Manny Acosta is a useful reliever. But he has no business closing. Given a 4-2 lead to start the ninth — not the easiest of saves, but on the easier end, with the bottom of the Marlins’ order up and Dan Uggla out of town — he retired one batter, allowed four runs on four hits, including two homers and a double, and basically singlehandedly lost the game.
The Braves didn’t exactly have an offensive explosion, but it wasn’t too bad for a game against a lefthander and with Chipper getting an off-day. After Glavine fell behind 1-0 in the first, Norton singled home Johnson to tie it. In the second, Escobar and Francoeur had RBI singles to make it 3-1. They didn’t quite go into hibernation mode, getting a run in the sixth with Josh Anderson (in his first start) singling home Infante, making it 4-2 at the time.
Bobby did a good job managing. He didn’t try to push Glavine, limiting him to five innings and not trying to bring him back at about 100 pitches to start the sixth. Blaine Boyer went 2 1/3 and pitched well, striking out two and allowing just one baserunner on a walk. Ohman got a break on a groundout call (the hitter was evidently obviously safe) but wound up retiring both of the men he faced. Everything worked out, but with Soriano unavailable Acosta was the closer — and he’s not. Ring came in, too late, to finish the inning.

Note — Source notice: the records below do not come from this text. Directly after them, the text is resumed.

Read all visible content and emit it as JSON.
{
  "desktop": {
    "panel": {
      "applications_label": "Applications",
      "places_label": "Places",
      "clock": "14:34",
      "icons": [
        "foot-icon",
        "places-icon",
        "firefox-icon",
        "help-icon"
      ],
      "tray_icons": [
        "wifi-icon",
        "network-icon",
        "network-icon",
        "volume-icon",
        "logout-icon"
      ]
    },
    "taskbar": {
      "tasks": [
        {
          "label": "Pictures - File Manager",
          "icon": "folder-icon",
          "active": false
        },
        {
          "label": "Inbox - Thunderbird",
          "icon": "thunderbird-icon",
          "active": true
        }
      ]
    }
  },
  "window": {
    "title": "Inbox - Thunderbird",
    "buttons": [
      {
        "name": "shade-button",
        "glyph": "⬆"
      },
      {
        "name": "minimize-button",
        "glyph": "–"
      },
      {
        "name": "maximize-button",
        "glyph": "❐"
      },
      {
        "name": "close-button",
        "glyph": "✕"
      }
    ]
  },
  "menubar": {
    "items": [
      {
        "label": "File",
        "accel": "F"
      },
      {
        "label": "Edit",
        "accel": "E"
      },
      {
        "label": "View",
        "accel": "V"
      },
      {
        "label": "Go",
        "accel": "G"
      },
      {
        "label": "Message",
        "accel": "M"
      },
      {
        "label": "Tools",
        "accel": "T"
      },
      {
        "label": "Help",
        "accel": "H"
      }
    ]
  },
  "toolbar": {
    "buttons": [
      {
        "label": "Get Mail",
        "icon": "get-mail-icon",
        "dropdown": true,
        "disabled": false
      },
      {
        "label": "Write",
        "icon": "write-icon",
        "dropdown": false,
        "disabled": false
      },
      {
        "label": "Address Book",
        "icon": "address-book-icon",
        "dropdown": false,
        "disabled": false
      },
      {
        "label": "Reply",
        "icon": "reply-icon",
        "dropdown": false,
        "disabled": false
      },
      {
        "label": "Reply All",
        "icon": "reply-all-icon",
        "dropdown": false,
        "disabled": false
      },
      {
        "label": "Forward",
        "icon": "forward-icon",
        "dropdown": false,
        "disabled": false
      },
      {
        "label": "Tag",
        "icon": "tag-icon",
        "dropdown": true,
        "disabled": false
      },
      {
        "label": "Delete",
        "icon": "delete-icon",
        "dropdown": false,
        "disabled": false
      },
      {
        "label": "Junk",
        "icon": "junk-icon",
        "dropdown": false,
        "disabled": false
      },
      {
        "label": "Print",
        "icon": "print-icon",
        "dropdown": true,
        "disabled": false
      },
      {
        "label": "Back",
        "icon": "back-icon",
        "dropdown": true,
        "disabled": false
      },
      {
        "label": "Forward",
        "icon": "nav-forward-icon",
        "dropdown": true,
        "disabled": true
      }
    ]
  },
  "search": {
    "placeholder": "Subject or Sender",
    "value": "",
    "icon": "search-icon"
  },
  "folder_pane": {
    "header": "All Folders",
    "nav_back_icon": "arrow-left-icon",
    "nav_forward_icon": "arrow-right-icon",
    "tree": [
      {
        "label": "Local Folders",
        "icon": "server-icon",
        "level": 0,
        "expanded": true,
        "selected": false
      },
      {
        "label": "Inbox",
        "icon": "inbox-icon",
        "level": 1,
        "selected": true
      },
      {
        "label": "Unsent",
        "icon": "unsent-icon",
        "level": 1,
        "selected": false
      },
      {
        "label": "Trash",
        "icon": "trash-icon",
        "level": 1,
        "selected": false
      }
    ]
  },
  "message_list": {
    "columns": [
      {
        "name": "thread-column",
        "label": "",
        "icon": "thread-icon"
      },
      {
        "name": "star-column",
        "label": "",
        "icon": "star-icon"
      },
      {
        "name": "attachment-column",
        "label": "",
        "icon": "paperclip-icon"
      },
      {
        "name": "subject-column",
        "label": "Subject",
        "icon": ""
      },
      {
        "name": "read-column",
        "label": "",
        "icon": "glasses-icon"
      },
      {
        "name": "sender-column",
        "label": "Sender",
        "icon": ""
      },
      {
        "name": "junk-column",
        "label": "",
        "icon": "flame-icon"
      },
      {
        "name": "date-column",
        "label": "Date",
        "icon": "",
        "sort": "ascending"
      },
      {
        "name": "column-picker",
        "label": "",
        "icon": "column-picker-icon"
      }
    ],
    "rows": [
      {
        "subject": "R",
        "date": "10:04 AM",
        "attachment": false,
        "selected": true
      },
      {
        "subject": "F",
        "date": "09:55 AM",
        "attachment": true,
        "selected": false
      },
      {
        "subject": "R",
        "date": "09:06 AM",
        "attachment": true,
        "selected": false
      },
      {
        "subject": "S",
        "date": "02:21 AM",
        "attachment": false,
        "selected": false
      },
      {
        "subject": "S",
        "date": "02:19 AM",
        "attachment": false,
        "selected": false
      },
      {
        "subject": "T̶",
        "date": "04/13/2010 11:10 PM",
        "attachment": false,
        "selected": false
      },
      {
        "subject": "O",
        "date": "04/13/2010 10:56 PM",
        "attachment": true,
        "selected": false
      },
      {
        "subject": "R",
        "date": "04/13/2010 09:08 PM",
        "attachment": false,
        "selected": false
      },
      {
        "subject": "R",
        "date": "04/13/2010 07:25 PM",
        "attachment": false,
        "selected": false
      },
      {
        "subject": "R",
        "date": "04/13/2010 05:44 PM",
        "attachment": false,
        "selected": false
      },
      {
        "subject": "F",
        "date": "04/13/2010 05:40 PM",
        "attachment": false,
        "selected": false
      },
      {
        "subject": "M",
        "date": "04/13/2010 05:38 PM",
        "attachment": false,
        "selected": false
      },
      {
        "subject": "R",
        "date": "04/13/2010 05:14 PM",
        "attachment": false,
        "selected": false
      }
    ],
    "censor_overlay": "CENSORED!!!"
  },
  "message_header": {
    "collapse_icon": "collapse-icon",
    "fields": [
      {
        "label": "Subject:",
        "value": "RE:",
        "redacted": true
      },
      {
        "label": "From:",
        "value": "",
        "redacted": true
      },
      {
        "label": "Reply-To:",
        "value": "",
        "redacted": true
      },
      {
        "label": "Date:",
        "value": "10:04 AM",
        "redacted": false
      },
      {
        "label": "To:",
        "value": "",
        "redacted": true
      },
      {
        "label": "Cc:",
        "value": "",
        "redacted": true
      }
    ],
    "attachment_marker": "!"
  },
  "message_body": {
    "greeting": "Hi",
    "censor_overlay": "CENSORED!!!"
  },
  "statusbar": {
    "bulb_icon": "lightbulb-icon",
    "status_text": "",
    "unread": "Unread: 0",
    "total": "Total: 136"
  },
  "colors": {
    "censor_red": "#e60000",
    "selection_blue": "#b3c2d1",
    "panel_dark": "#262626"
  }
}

Escobar got on with one out in the ninth, but KJ hit a long flyout and Francoeur, in his inimitable way, hit a first-pitch groundout to end the game. Chipper never came to bat; he probably would have hit for the pitcher two batters later. Instead of a tie for second, the Braves are two behind the Marlins now.